◆ WORK TO BE COMPLETED
The job is to find each line of the records below that includes the word "time" and copy it.
*** Block opens ***
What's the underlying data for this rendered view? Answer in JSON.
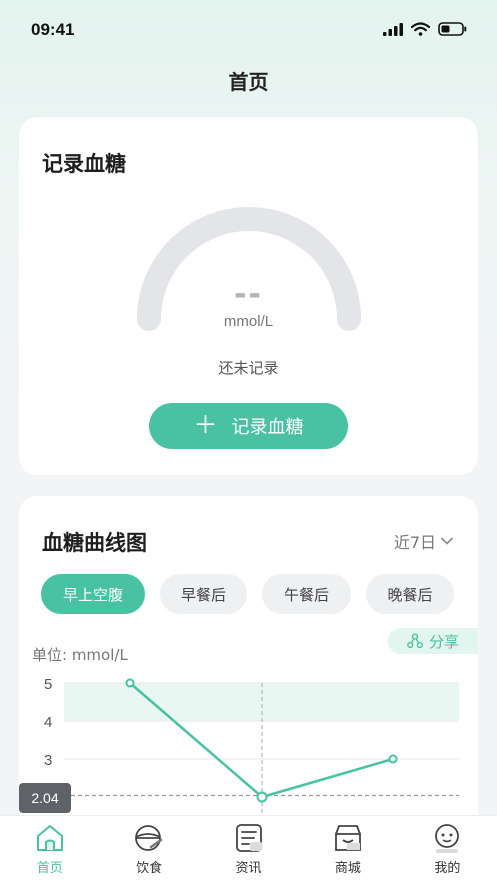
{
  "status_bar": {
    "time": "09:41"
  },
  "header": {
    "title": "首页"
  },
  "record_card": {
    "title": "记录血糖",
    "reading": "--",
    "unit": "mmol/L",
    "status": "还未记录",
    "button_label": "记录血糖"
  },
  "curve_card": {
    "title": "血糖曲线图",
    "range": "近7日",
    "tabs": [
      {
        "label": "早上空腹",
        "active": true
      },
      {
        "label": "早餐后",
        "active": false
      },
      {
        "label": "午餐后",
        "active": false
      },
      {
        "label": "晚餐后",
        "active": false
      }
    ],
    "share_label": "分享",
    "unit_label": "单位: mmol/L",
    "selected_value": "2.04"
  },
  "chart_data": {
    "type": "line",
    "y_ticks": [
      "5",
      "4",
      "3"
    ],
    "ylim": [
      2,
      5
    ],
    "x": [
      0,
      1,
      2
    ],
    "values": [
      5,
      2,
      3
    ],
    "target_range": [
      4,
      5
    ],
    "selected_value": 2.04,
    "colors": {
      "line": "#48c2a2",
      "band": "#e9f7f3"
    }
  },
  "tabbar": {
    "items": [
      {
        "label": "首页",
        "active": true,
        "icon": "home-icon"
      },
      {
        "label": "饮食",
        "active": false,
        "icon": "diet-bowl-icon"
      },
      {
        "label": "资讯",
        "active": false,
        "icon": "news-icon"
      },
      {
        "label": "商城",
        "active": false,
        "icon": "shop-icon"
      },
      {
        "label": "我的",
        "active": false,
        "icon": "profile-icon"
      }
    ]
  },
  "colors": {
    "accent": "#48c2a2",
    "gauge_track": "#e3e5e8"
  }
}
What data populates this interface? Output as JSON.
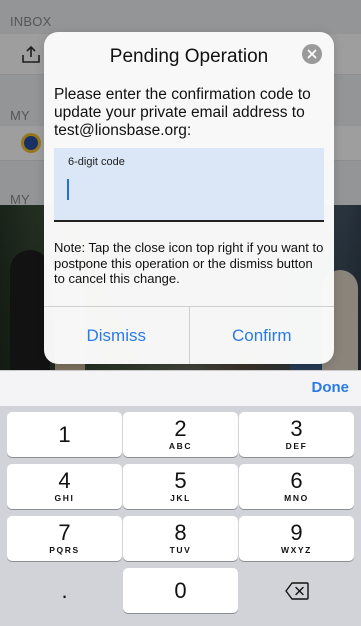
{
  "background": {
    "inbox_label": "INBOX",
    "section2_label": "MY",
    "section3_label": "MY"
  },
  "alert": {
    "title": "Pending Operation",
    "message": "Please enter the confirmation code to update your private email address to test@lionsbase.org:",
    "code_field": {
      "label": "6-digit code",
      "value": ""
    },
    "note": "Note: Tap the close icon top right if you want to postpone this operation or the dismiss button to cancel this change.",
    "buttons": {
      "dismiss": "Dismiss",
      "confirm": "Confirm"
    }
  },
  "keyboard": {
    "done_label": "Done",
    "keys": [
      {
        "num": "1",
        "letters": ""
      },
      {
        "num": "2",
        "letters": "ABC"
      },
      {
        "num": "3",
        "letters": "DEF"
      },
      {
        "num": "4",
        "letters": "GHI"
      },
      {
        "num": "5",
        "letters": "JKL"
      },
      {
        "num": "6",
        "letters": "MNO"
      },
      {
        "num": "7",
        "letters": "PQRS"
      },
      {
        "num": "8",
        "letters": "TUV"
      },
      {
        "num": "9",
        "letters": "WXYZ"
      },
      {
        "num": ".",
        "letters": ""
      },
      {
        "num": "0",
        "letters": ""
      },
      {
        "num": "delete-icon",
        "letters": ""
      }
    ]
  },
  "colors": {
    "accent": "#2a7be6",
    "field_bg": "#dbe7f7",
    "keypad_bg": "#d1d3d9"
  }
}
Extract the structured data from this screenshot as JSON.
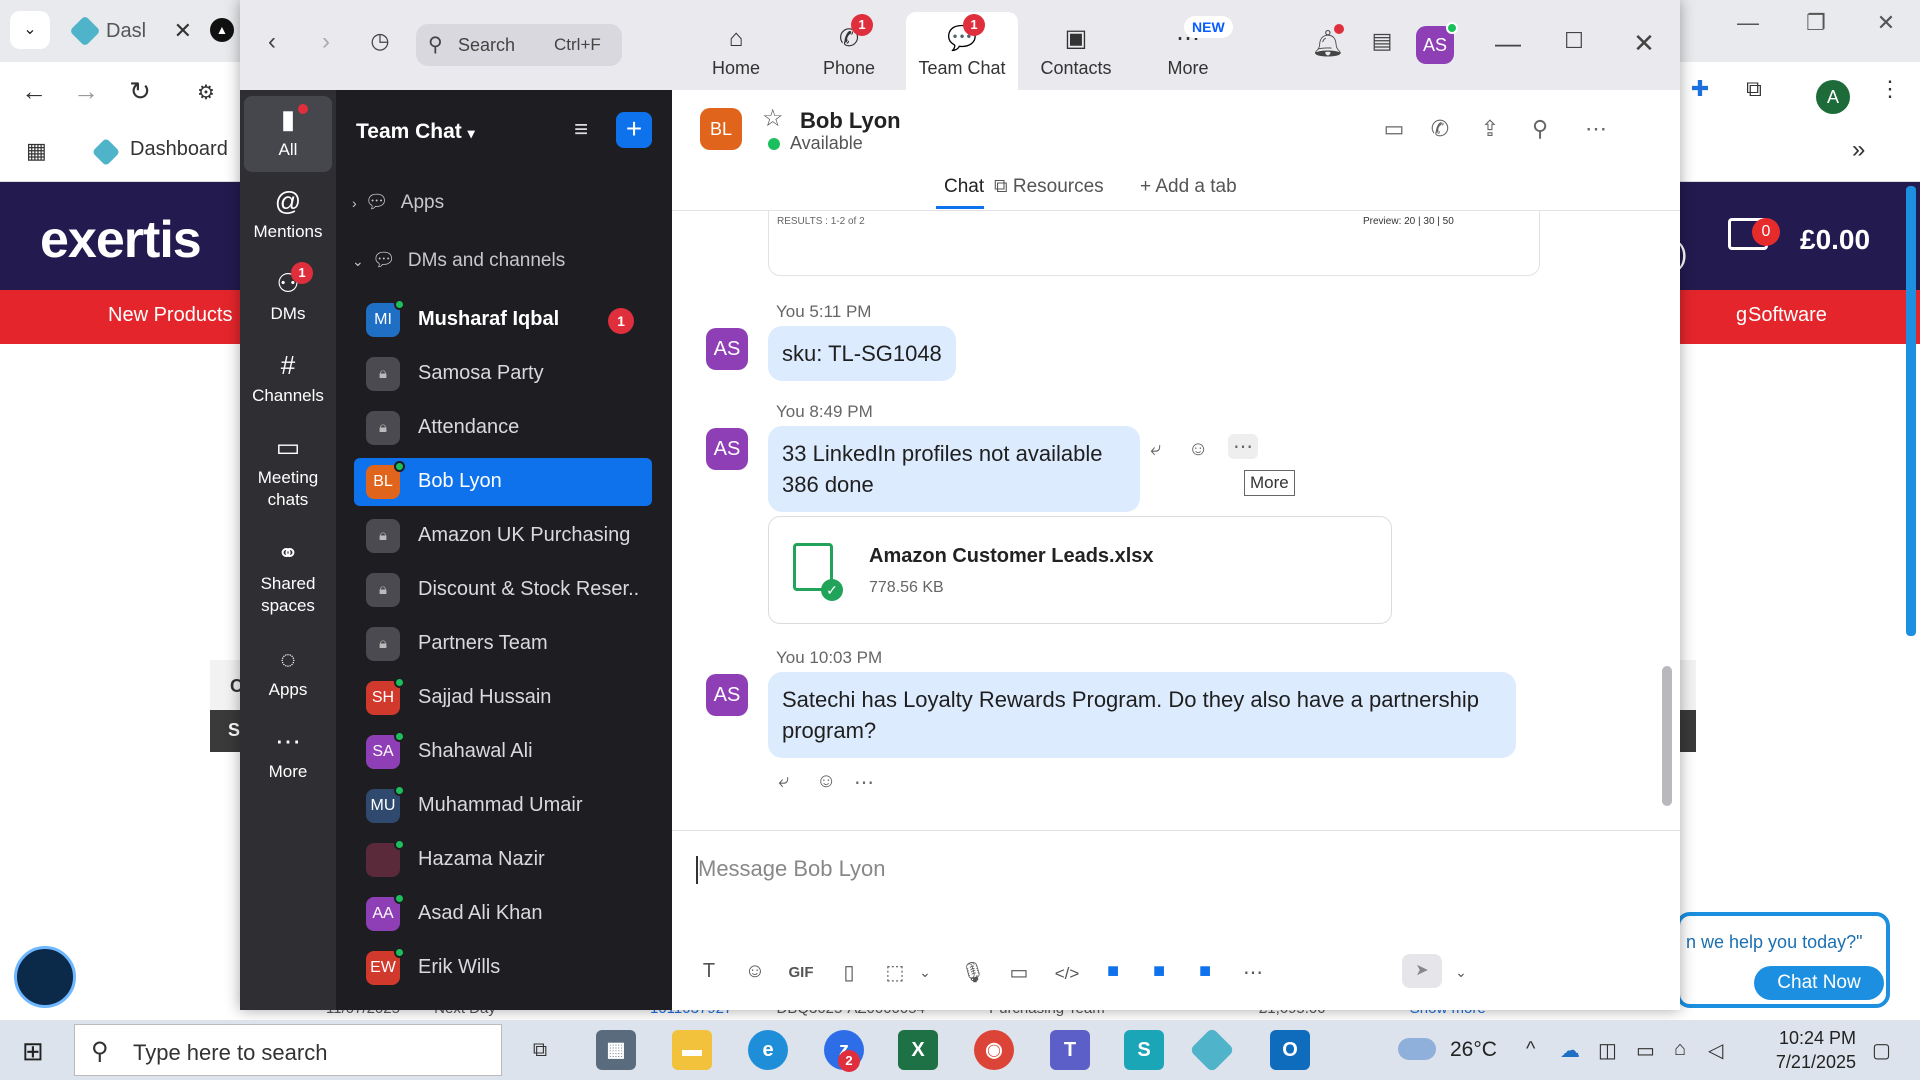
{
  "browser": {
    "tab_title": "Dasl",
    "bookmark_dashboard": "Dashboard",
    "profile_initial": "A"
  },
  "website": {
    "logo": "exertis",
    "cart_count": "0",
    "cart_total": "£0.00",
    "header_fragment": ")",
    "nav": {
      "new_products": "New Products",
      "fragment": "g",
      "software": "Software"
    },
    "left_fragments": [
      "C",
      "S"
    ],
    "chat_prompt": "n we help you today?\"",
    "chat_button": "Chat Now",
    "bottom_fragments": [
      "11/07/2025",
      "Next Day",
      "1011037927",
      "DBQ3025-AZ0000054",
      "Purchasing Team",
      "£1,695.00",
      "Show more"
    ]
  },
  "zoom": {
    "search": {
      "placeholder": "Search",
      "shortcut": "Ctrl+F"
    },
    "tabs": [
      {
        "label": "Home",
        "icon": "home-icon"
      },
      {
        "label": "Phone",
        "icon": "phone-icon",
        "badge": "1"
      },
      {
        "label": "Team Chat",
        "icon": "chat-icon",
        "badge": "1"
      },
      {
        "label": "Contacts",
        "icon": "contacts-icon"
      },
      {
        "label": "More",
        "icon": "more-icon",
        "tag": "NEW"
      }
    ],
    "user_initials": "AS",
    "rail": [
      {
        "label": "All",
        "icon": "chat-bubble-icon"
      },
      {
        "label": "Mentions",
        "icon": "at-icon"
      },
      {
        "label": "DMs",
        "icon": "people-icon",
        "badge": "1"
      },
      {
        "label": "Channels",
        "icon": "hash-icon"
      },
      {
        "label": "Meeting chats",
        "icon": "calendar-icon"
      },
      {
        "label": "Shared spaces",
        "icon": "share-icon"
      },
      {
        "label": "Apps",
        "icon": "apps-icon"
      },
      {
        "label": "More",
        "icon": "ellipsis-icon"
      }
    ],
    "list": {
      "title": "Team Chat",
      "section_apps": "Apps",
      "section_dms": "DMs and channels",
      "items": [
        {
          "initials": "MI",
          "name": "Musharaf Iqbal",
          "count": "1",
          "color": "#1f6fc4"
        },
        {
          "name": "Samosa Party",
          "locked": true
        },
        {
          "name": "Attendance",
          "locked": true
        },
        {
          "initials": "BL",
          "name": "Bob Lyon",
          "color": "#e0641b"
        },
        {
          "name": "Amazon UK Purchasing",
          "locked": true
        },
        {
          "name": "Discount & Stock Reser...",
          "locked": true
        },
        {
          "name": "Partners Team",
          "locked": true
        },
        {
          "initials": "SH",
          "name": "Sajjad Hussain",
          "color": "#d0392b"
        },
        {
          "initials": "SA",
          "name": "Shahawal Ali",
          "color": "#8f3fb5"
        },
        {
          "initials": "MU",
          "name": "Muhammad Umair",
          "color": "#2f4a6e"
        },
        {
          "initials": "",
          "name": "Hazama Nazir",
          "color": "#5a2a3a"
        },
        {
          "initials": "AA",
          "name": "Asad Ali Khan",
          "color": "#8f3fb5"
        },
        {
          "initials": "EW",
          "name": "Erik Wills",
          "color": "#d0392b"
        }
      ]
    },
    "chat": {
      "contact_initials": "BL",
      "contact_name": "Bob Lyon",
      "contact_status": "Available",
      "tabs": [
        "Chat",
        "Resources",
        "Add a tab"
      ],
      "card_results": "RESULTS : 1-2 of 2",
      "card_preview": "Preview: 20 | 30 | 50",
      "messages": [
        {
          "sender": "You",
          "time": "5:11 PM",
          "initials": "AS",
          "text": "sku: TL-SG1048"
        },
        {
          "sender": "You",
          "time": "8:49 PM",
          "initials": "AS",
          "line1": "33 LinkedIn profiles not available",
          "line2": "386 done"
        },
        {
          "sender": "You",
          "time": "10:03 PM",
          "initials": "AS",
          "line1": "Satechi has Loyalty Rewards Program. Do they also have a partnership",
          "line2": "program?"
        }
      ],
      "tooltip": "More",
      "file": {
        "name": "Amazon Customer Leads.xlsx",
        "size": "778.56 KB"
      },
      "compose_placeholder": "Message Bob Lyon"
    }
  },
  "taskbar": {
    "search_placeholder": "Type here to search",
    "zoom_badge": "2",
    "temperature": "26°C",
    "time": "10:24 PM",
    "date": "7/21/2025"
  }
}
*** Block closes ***
◆ ANSWER BOX
    "time": "09:41"
          "time": "5:11 PM",
          "time": "8:49 PM",
          "time": "10:03 PM",
    "time": "10:24 PM",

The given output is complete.